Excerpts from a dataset
"""

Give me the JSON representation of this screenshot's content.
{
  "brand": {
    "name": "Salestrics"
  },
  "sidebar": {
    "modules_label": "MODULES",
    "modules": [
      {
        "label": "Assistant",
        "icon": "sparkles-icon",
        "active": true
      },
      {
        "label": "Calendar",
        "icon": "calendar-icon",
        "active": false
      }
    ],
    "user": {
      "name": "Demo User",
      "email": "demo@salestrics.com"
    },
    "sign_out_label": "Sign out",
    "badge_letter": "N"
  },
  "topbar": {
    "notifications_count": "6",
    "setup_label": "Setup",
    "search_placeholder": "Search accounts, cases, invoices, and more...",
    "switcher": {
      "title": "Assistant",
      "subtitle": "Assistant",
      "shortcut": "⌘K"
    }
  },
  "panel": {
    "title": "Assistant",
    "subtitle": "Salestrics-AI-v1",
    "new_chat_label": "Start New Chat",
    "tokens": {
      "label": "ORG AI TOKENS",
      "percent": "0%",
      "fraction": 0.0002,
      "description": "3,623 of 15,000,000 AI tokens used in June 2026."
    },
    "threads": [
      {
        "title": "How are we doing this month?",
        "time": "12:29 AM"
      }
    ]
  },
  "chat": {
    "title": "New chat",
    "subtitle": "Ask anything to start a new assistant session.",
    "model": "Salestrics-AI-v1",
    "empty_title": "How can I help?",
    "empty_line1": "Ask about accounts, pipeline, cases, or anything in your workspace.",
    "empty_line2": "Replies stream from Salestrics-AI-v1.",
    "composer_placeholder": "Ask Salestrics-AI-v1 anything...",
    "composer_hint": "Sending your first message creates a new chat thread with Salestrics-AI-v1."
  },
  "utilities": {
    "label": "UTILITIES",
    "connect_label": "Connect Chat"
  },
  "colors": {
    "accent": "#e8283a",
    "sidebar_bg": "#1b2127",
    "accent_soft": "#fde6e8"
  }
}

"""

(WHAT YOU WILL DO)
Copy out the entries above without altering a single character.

(RESULT FOR THIS EXERCISE)
Give me the JSON representation of this screenshot's content.
{
  "brand": {
    "name": "Salestrics"
  },
  "sidebar": {
    "modules_label": "MODULES",
    "modules": [
      {
        "label": "Assistant",
        "icon": "sparkles-icon",
        "active": true
      },
      {
        "label": "Calendar",
        "icon": "calendar-icon",
        "active": false
      }
    ],
    "user": {
      "name": "Demo User",
      "email": "demo@salestrics.com"
    },
    "sign_out_label": "Sign out",
    "badge_letter": "N"
  },
  "topbar": {
    "notifications_count": "6",
    "setup_label": "Setup",
    "search_placeholder": "Search accounts, cases, invoices, and more...",
    "switcher": {
      "title": "Assistant",
      "subtitle": "Assistant",
      "shortcut": "⌘K"
    }
  },
  "panel": {
    "title": "Assistant",
    "subtitle": "Salestrics-AI-v1",
    "new_chat_label": "Start New Chat",
    "tokens": {
      "label": "ORG AI TOKENS",
      "percent": "0%",
      "fraction": 0.0002,
      "description": "3,623 of 15,000,000 AI tokens used in June 2026."
    },
    "threads": [
      {
        "title": "How are we doing this month?",
        "time": "12:29 AM"
      }
    ]
  },
  "chat": {
    "title": "New chat",
    "subtitle": "Ask anything to start a new assistant session.",
    "model": "Salestrics-AI-v1",
    "empty_title": "How can I help?",
    "empty_line1": "Ask about accounts, pipeline, cases, or anything in your workspace.",
    "empty_line2": "Replies stream from Salestrics-AI-v1.",
    "composer_placeholder": "Ask Salestrics-AI-v1 anything...",
    "composer_hint": "Sending your first message creates a new chat thread with Salestrics-AI-v1."
  },
  "utilities": {
    "label": "UTILITIES",
    "connect_label": "Connect Chat"
  },
  "colors": {
    "accent": "#e8283a",
    "sidebar_bg": "#1b2127",
    "accent_soft": "#fde6e8"
  }
}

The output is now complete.